Dublin fair city, where according to a well-known tune, the girls are said to be so pretty, is enjoying something of a culinary renaissance. And honestly, I’m as surprised as you are to find that Ireland’s capital is home to some spectacular local eats and fine dining establishments serving food from all over the world. Of course, when we think of Dublin, it’s not necessarily the food that pops into our minds. It’s the friendly locals, the rich culture and of course, the many historical pubs where you can enjoy a pint of the black stuff. But, like I said earlier, this city is much more than the home of Guinness and James Joyce. So, let’s take a closer look at what delicious local treats we can find on the streets of the city.
Local Eats In Dublin
Let’s start off with breakfast, and yes, you guessed it, the good old-fashioned full Irish. Now, some might say it’s the same as an English breakfast, but it’s not. In any Dublin eatery, you’ll find that the full Irish also includes blood pudding (white and black) and fried mushrooms. It’s a Saturday and Sunday morning staple in Dublin, so don’t even think about skipping it if the hotel has one on offer.
Next, we have Guinness (so what if it’s still morning!) and oysters with a slice of brown bread. It sounds like the worst combination of items you can put on a table, but apparently, it’s one of the single most popular tourist dishes in all Ireland. Oh, and the bread must be freshly baked with a lashing of butter. None of that sliced pan stuff.

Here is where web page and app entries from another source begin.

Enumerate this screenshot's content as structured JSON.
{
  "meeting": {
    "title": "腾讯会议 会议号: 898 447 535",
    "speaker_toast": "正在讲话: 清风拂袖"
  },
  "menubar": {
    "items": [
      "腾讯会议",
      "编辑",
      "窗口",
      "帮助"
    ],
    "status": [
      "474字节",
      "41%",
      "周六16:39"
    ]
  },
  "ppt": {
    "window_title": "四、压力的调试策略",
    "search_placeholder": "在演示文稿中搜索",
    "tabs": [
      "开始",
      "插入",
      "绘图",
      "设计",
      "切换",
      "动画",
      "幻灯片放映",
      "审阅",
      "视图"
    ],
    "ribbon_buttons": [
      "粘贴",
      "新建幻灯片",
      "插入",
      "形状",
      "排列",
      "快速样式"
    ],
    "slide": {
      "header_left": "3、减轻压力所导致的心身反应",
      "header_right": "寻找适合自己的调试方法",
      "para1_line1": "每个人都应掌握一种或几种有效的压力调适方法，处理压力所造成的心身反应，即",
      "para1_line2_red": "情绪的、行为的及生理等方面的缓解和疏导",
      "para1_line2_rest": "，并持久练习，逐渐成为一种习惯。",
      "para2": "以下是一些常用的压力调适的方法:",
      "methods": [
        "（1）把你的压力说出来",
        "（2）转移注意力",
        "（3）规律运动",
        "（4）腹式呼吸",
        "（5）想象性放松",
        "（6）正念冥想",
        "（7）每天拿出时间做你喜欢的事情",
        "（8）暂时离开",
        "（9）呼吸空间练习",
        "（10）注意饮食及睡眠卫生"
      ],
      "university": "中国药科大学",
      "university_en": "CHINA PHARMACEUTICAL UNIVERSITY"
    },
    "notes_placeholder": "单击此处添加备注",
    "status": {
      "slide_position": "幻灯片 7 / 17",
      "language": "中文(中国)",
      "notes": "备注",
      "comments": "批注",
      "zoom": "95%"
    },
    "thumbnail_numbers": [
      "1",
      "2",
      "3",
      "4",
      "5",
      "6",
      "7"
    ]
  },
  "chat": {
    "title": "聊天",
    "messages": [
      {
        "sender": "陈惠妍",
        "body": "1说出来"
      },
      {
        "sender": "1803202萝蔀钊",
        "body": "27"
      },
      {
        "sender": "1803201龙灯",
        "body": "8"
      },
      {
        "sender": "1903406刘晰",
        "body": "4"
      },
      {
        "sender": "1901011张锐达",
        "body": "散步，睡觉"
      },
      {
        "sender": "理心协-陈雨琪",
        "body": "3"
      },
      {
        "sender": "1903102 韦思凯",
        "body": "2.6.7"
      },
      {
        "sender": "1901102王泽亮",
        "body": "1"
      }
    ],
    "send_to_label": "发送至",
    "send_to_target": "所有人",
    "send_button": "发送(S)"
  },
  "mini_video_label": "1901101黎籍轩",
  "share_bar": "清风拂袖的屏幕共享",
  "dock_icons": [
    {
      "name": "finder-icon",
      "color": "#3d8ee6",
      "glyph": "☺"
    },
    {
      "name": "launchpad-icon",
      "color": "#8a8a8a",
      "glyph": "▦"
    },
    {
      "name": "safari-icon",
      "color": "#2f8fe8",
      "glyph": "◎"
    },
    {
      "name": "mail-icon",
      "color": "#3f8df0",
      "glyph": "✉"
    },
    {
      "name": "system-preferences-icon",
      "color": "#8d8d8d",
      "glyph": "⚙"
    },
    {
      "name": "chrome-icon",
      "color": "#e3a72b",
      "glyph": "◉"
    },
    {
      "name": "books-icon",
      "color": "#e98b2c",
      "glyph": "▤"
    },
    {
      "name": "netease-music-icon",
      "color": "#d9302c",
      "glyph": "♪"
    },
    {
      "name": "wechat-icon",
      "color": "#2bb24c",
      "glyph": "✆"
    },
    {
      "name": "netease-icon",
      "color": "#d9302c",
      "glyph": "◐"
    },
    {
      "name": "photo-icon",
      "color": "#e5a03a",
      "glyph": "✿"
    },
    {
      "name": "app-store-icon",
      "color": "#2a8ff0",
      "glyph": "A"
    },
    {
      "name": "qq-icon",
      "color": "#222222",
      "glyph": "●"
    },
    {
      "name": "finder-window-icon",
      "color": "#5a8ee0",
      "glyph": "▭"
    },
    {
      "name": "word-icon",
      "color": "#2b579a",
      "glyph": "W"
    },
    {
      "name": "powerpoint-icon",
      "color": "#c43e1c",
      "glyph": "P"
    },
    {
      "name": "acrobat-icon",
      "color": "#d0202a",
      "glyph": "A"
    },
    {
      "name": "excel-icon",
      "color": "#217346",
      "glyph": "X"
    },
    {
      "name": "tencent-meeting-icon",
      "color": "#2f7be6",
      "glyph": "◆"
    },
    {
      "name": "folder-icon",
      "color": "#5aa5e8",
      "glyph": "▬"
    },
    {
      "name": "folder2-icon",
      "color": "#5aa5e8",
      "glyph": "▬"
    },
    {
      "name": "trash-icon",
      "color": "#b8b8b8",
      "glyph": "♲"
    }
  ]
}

Now, where would you get the best Irish stew? Well, I’m sure that many Irish folks will have their own recommendations, but if you’re in Dublin, then the best place to try it is O’Neill’s. The most famous of pubs is supposed to be a lovely place to sit for a pint and a plate of stew, and I’m assured it’s authentic stuff. There’s even an open fire to sit by if it’s a cold day. Stew and a fire? Doesn’t get better than that now does it?
You might be wondering why there are no potato dishes yet but don’t worry, here are two that sound incredible. Colcannon is a combination of mashed potatoes and cabbage with some milk, salt and pepper thrown into the mix. It’s usually served as a side dish with main courses, and The Oliver St. John Gogarty in Temple Bar has the best in the city center.
Our second potato dish is something akin to a potato pancake and is called boxty. It’s finely grated potato in a fried pancake, and it looks amazing. Variations of the pancake come with bacon, sausage and even chili (not quite the Irish staple). The best boxty in the city can be found in The Boxty House just across the street from The Oliver St. John Gogarty in Temple Bar. It gets packed during busy hours though, so you may have to wait.
And last but by no means least, there’s Dublin coddle. A dish strongly associated with the city, it consists of the leftovers from yesterday’s dinner put into a stew of sorts, but it’s not Irish stew. The taste is supposed to be different and each household has their own recipe. The best coddle in Dublin is a big claim to make, but the Hairy Lemon pub has some excellent reviews, and when Dubliners say the coddle is good, then you listen.
The list could go on and on, but these are the traditional Dublin foods that any food tourist should give a try. There are lots of restaurants in Dublin serving everything from Thai to Mexican, but if you’re going to visit a city, you need to eat locally. So, the next time you’re in Dublin, live like a local and eat your coddle. Sounds nice, doesn’t it?